The entries that follow must be written out exactly, without any of the pictures they contain.

Segment Open

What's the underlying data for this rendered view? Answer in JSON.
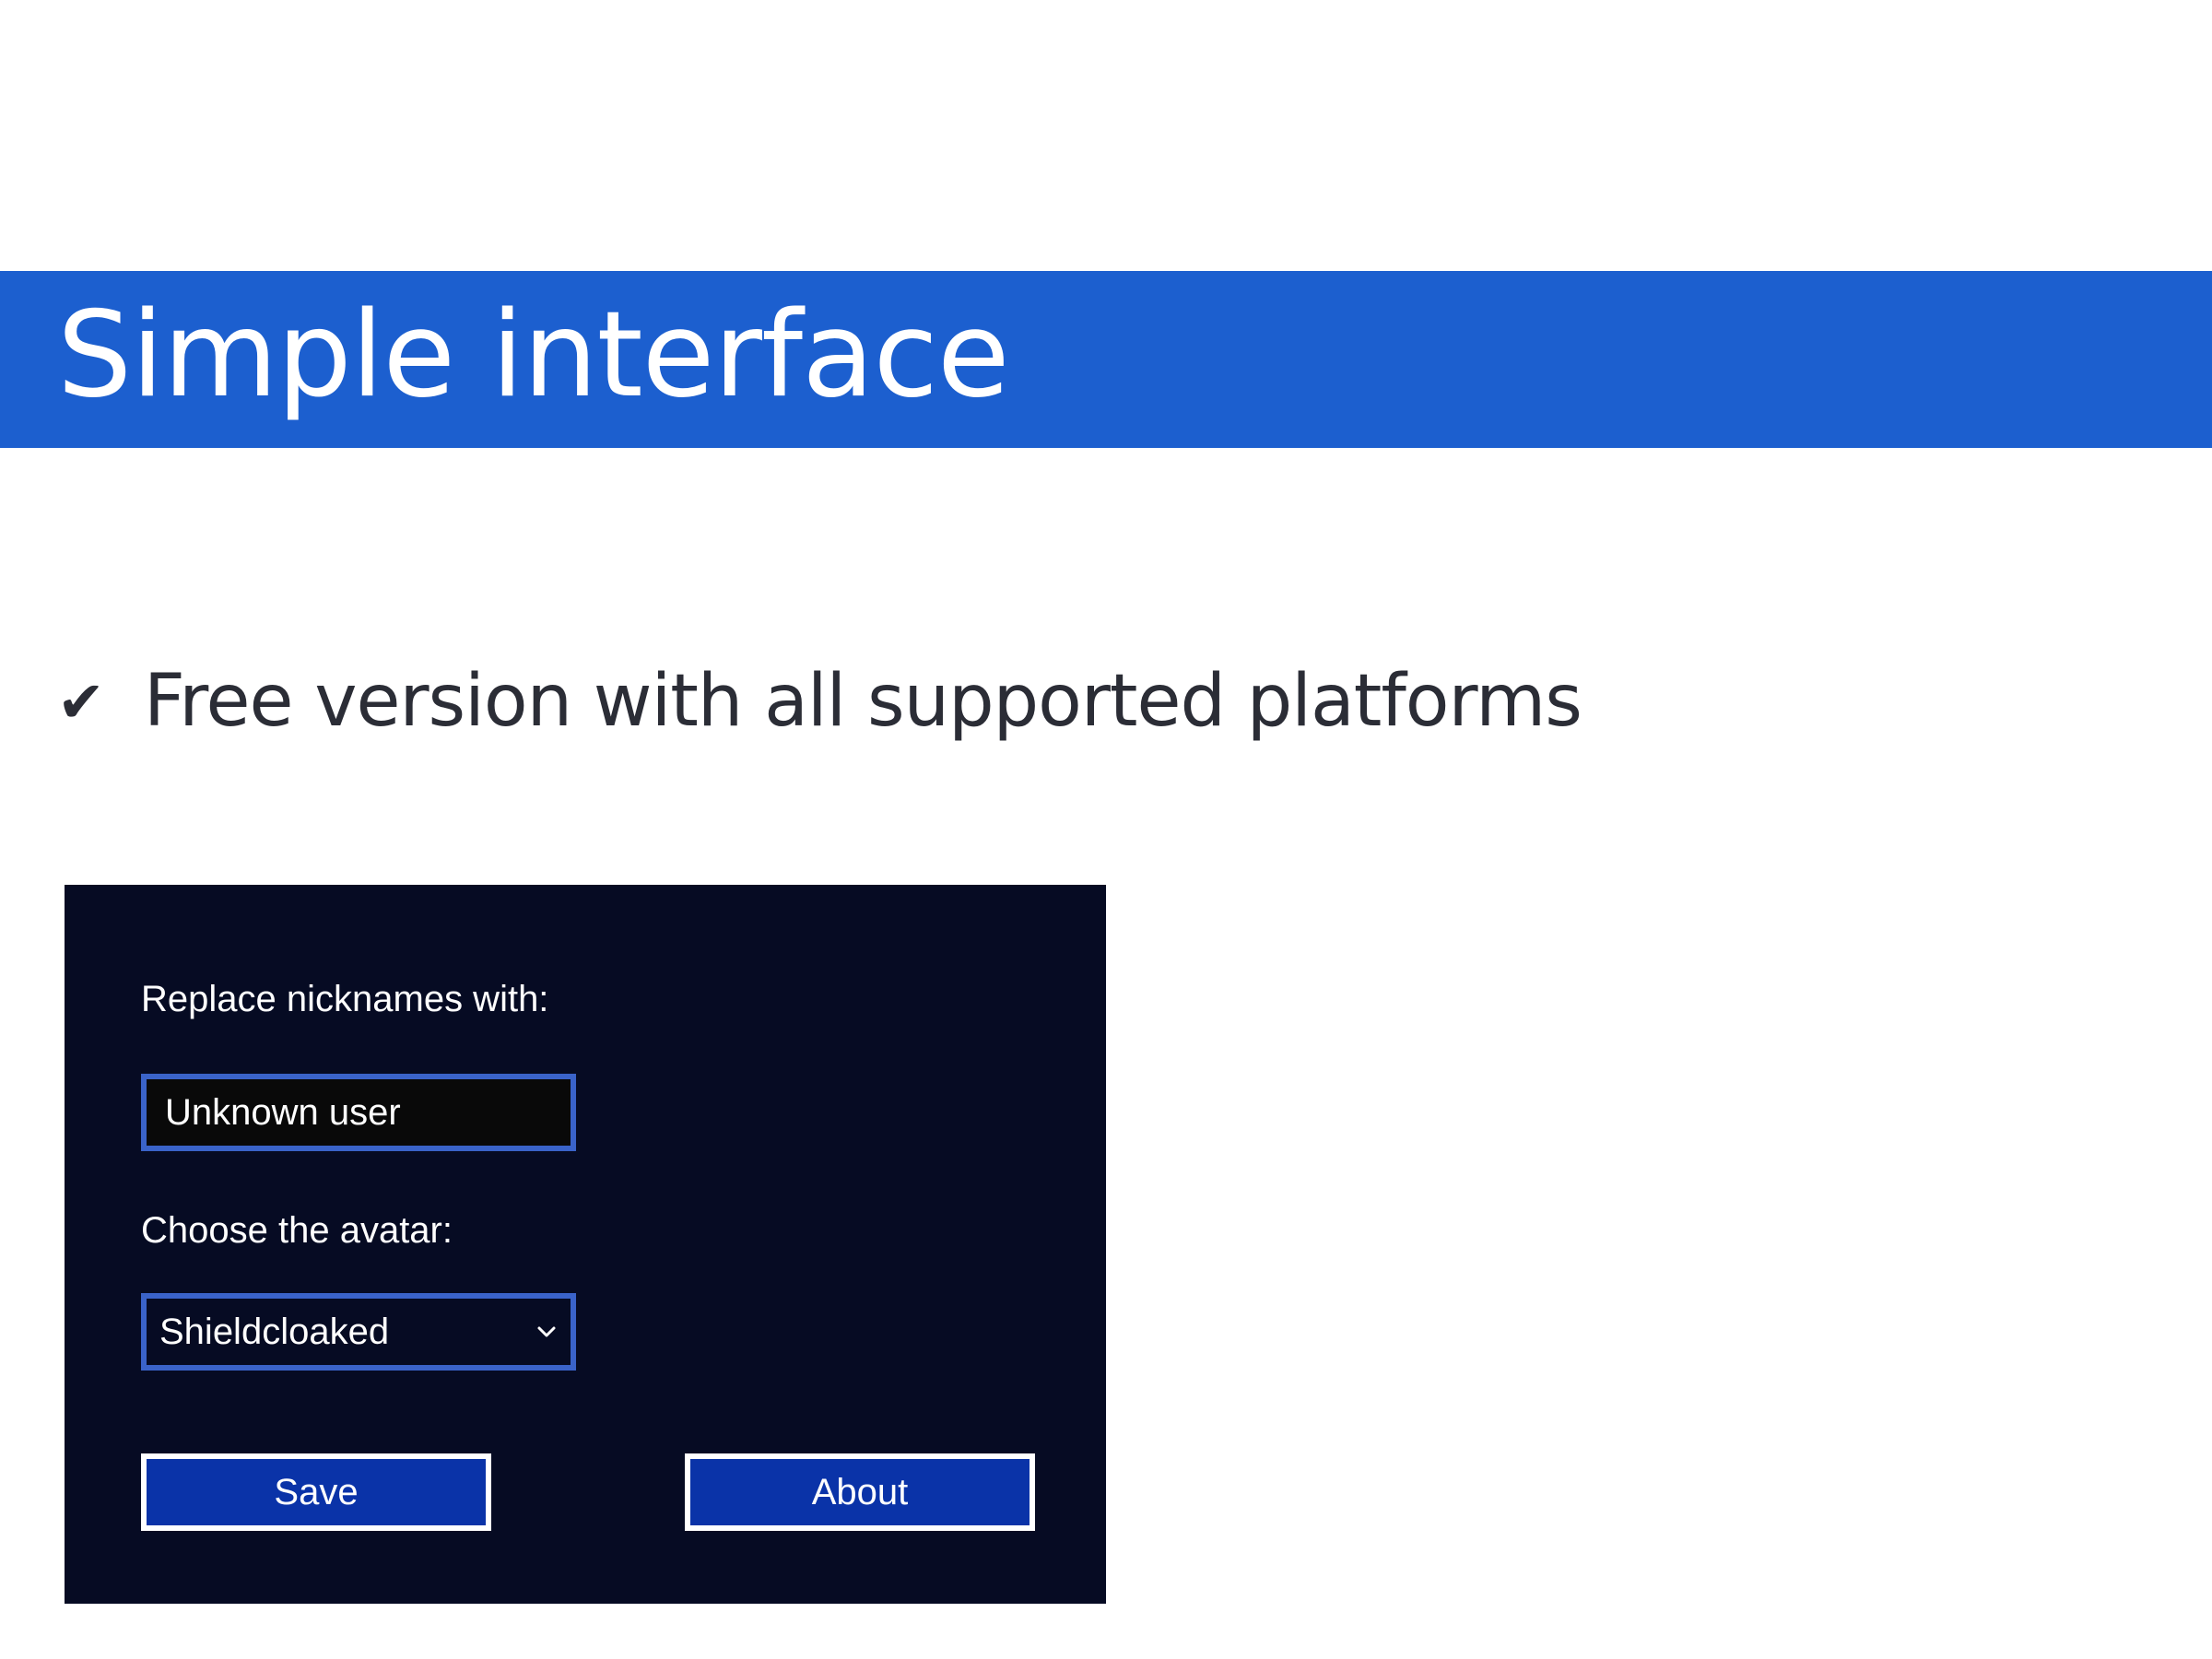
{
  "slide": {
    "title": "Simple interface",
    "bullet": {
      "icon": "check-icon",
      "text": "Free version with all supported platforms"
    }
  },
  "settings_panel": {
    "nickname_label": "Replace nicknames with:",
    "nickname_value": "Unknown user",
    "avatar_label": "Choose the avatar:",
    "avatar_selected": "Shieldcloaked",
    "save_label": "Save",
    "about_label": "About"
  },
  "colors": {
    "title_band": "#1c5fcf",
    "panel_background": "#060b23",
    "field_border": "#3a63c9",
    "button_fill": "#0a33a8"
  }
}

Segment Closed

**Response for this exercise**
What's the underlying data for this rendered view? Answer in JSON.
{
  "slide": {
    "title": "Simple interface",
    "bullet": {
      "icon": "check-icon",
      "text": "Free version with all supported platforms"
    }
  },
  "settings_panel": {
    "nickname_label": "Replace nicknames with:",
    "nickname_value": "Unknown user",
    "avatar_label": "Choose the avatar:",
    "avatar_selected": "Shieldcloaked",
    "save_label": "Save",
    "about_label": "About"
  },
  "colors": {
    "title_band": "#1c5fcf",
    "panel_background": "#060b23",
    "field_border": "#3a63c9",
    "button_fill": "#0a33a8"
  }
}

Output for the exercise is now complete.